::: EXERCISE DATA

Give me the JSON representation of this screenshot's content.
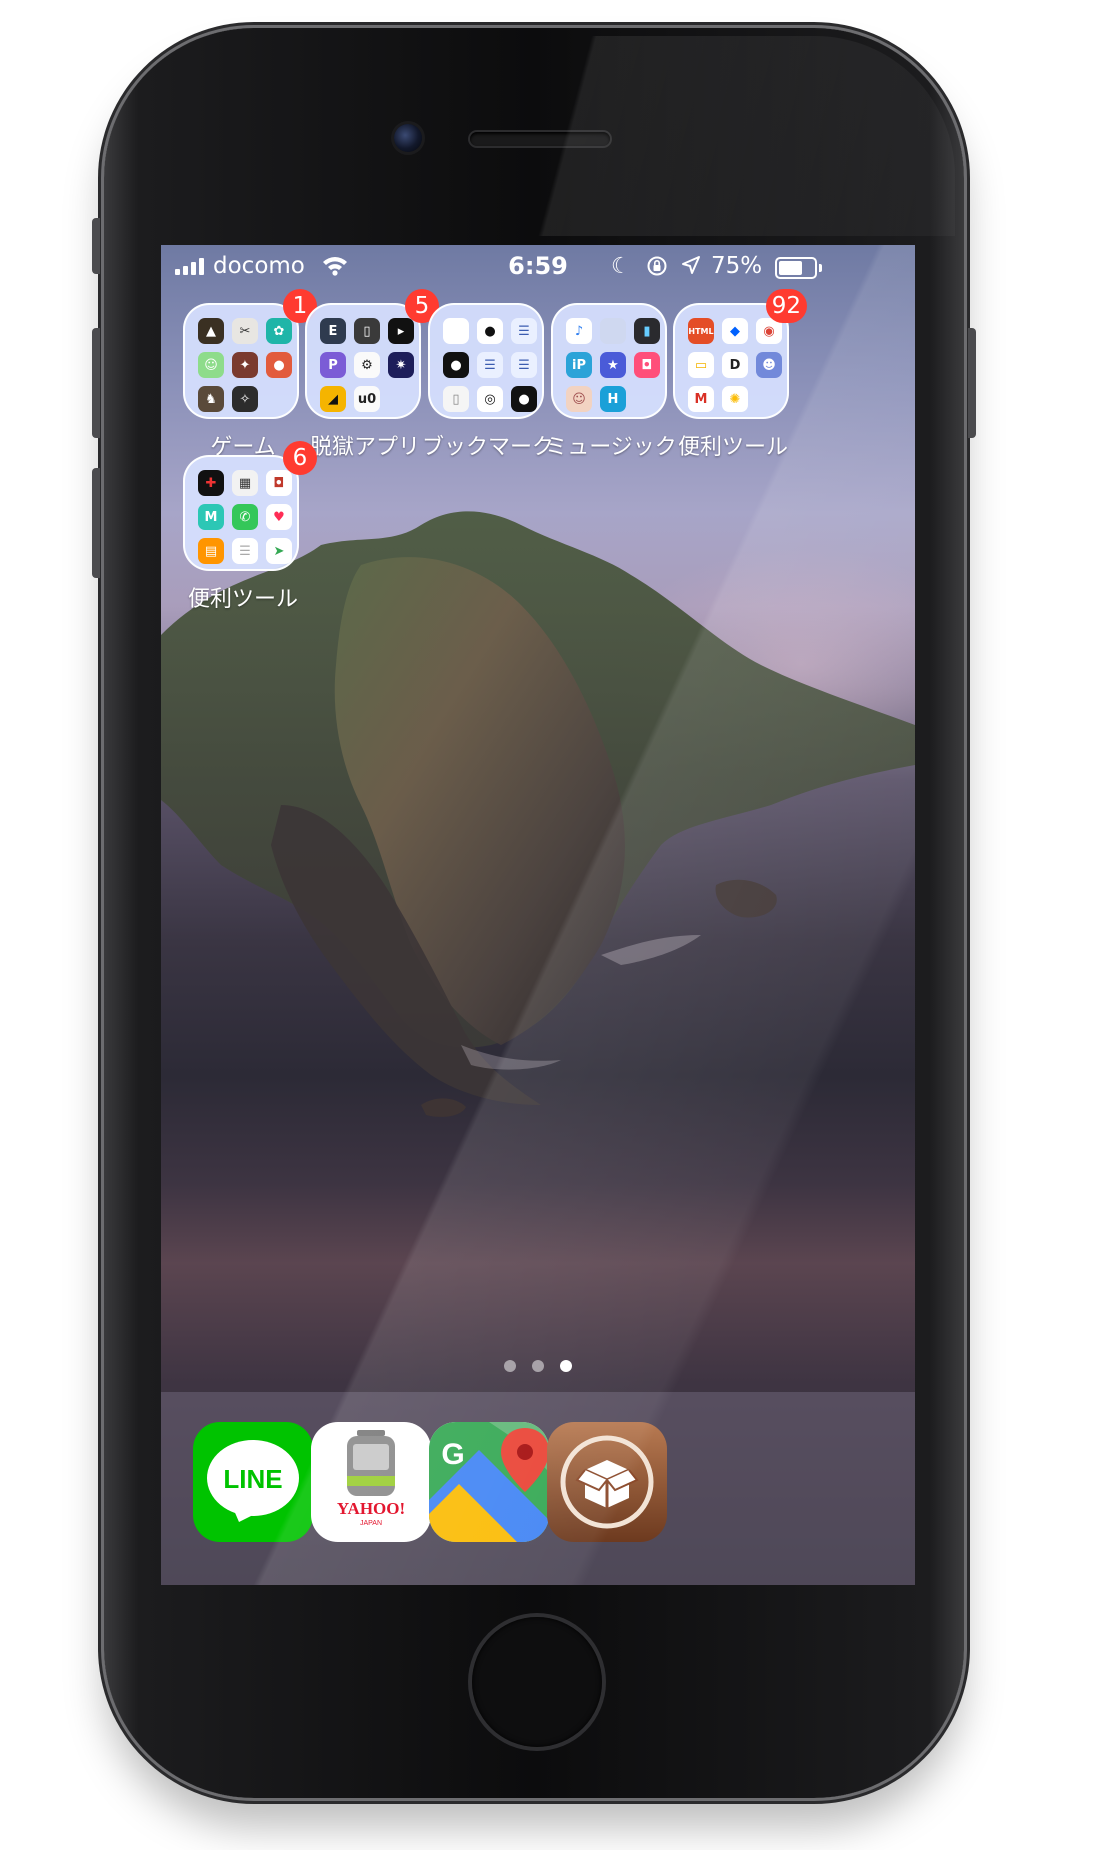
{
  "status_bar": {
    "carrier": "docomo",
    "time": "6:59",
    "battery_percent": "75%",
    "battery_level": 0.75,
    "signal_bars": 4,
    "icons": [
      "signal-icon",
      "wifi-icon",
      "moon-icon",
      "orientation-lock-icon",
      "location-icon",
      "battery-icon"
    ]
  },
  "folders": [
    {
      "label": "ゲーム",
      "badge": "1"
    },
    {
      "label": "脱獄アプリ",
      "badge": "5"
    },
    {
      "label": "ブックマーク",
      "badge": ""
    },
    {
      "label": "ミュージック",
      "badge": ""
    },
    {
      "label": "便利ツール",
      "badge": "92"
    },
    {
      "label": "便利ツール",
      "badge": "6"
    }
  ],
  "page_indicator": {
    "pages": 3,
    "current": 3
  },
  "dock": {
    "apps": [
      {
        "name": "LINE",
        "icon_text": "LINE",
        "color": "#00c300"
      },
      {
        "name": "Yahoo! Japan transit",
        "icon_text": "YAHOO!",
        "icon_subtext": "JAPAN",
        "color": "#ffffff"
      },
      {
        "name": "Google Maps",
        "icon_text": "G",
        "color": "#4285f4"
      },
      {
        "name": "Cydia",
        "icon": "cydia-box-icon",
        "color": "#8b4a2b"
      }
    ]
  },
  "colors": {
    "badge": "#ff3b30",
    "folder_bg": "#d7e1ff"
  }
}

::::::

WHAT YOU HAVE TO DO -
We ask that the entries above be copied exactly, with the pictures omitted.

TASK RESPONSE -
Give me the JSON representation of this screenshot's content.
{
  "status_bar": {
    "carrier": "docomo",
    "time": "6:59",
    "battery_percent": "75%",
    "battery_level": 0.75,
    "signal_bars": 4,
    "icons": [
      "signal-icon",
      "wifi-icon",
      "moon-icon",
      "orientation-lock-icon",
      "location-icon",
      "battery-icon"
    ]
  },
  "folders": [
    {
      "label": "ゲーム",
      "badge": "1"
    },
    {
      "label": "脱獄アプリ",
      "badge": "5"
    },
    {
      "label": "ブックマーク",
      "badge": ""
    },
    {
      "label": "ミュージック",
      "badge": ""
    },
    {
      "label": "便利ツール",
      "badge": "92"
    },
    {
      "label": "便利ツール",
      "badge": "6"
    }
  ],
  "page_indicator": {
    "pages": 3,
    "current": 3
  },
  "dock": {
    "apps": [
      {
        "name": "LINE",
        "icon_text": "LINE",
        "color": "#00c300"
      },
      {
        "name": "Yahoo! Japan transit",
        "icon_text": "YAHOO!",
        "icon_subtext": "JAPAN",
        "color": "#ffffff"
      },
      {
        "name": "Google Maps",
        "icon_text": "G",
        "color": "#4285f4"
      },
      {
        "name": "Cydia",
        "icon": "cydia-box-icon",
        "color": "#8b4a2b"
      }
    ]
  },
  "colors": {
    "badge": "#ff3b30",
    "folder_bg": "#d7e1ff"
  }
}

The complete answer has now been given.